● Material to process:
┏━━

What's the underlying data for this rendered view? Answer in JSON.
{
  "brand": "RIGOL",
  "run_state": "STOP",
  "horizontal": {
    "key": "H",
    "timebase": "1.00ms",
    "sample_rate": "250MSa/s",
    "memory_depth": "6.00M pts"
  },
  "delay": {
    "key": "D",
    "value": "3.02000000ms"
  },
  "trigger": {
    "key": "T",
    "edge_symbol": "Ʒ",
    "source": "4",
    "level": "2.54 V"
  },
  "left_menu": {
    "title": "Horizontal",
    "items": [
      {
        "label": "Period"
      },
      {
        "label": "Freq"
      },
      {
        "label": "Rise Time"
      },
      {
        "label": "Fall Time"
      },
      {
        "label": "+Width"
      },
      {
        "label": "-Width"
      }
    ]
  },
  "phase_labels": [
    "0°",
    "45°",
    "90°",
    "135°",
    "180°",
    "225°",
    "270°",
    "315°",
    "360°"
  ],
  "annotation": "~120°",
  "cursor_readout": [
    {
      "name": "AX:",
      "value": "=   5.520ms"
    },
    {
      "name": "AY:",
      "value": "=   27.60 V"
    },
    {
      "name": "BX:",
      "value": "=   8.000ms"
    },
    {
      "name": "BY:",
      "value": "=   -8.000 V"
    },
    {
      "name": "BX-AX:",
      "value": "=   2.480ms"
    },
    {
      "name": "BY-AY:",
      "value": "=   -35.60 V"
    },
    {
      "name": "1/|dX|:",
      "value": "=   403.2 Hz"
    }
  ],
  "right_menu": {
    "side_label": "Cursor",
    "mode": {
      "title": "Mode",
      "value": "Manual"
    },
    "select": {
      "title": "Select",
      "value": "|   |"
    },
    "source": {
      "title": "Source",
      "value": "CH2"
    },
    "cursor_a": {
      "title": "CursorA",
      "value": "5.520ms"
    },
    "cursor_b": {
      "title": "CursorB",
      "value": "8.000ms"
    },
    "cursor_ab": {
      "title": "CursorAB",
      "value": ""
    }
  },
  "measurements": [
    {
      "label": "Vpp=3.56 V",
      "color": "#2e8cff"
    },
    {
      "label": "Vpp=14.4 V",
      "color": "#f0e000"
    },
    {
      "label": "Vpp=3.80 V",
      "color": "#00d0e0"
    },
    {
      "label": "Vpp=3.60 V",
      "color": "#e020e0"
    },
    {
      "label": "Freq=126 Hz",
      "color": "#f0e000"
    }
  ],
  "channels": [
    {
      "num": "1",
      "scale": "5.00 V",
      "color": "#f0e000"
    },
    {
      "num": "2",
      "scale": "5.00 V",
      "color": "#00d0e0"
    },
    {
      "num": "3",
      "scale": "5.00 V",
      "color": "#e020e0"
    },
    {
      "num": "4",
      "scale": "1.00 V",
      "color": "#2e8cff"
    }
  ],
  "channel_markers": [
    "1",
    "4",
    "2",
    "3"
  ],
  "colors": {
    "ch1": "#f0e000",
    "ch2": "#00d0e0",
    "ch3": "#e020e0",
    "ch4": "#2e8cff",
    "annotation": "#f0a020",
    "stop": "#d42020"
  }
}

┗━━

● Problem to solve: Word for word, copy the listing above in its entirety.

● Answer space:
What's the underlying data for this rendered view? Answer in JSON.
{
  "brand": "RIGOL",
  "run_state": "STOP",
  "horizontal": {
    "key": "H",
    "timebase": "1.00ms",
    "sample_rate": "250MSa/s",
    "memory_depth": "6.00M pts"
  },
  "delay": {
    "key": "D",
    "value": "3.02000000ms"
  },
  "trigger": {
    "key": "T",
    "edge_symbol": "Ʒ",
    "source": "4",
    "level": "2.54 V"
  },
  "left_menu": {
    "title": "Horizontal",
    "items": [
      {
        "label": "Period"
      },
      {
        "label": "Freq"
      },
      {
        "label": "Rise Time"
      },
      {
        "label": "Fall Time"
      },
      {
        "label": "+Width"
      },
      {
        "label": "-Width"
      }
    ]
  },
  "phase_labels": [
    "0°",
    "45°",
    "90°",
    "135°",
    "180°",
    "225°",
    "270°",
    "315°",
    "360°"
  ],
  "annotation": "~120°",
  "cursor_readout": [
    {
      "name": "AX:",
      "value": "=   5.520ms"
    },
    {
      "name": "AY:",
      "value": "=   27.60 V"
    },
    {
      "name": "BX:",
      "value": "=   8.000ms"
    },
    {
      "name": "BY:",
      "value": "=   -8.000 V"
    },
    {
      "name": "BX-AX:",
      "value": "=   2.480ms"
    },
    {
      "name": "BY-AY:",
      "value": "=   -35.60 V"
    },
    {
      "name": "1/|dX|:",
      "value": "=   403.2 Hz"
    }
  ],
  "right_menu": {
    "side_label": "Cursor",
    "mode": {
      "title": "Mode",
      "value": "Manual"
    },
    "select": {
      "title": "Select",
      "value": "|   |"
    },
    "source": {
      "title": "Source",
      "value": "CH2"
    },
    "cursor_a": {
      "title": "CursorA",
      "value": "5.520ms"
    },
    "cursor_b": {
      "title": "CursorB",
      "value": "8.000ms"
    },
    "cursor_ab": {
      "title": "CursorAB",
      "value": ""
    }
  },
  "measurements": [
    {
      "label": "Vpp=3.56 V",
      "color": "#2e8cff"
    },
    {
      "label": "Vpp=14.4 V",
      "color": "#f0e000"
    },
    {
      "label": "Vpp=3.80 V",
      "color": "#00d0e0"
    },
    {
      "label": "Vpp=3.60 V",
      "color": "#e020e0"
    },
    {
      "label": "Freq=126 Hz",
      "color": "#f0e000"
    }
  ],
  "channels": [
    {
      "num": "1",
      "scale": "5.00 V",
      "color": "#f0e000"
    },
    {
      "num": "2",
      "scale": "5.00 V",
      "color": "#00d0e0"
    },
    {
      "num": "3",
      "scale": "5.00 V",
      "color": "#e020e0"
    },
    {
      "num": "4",
      "scale": "1.00 V",
      "color": "#2e8cff"
    }
  ],
  "channel_markers": [
    "1",
    "4",
    "2",
    "3"
  ],
  "colors": {
    "ch1": "#f0e000",
    "ch2": "#00d0e0",
    "ch3": "#e020e0",
    "ch4": "#2e8cff",
    "annotation": "#f0a020",
    "stop": "#d42020"
  }
}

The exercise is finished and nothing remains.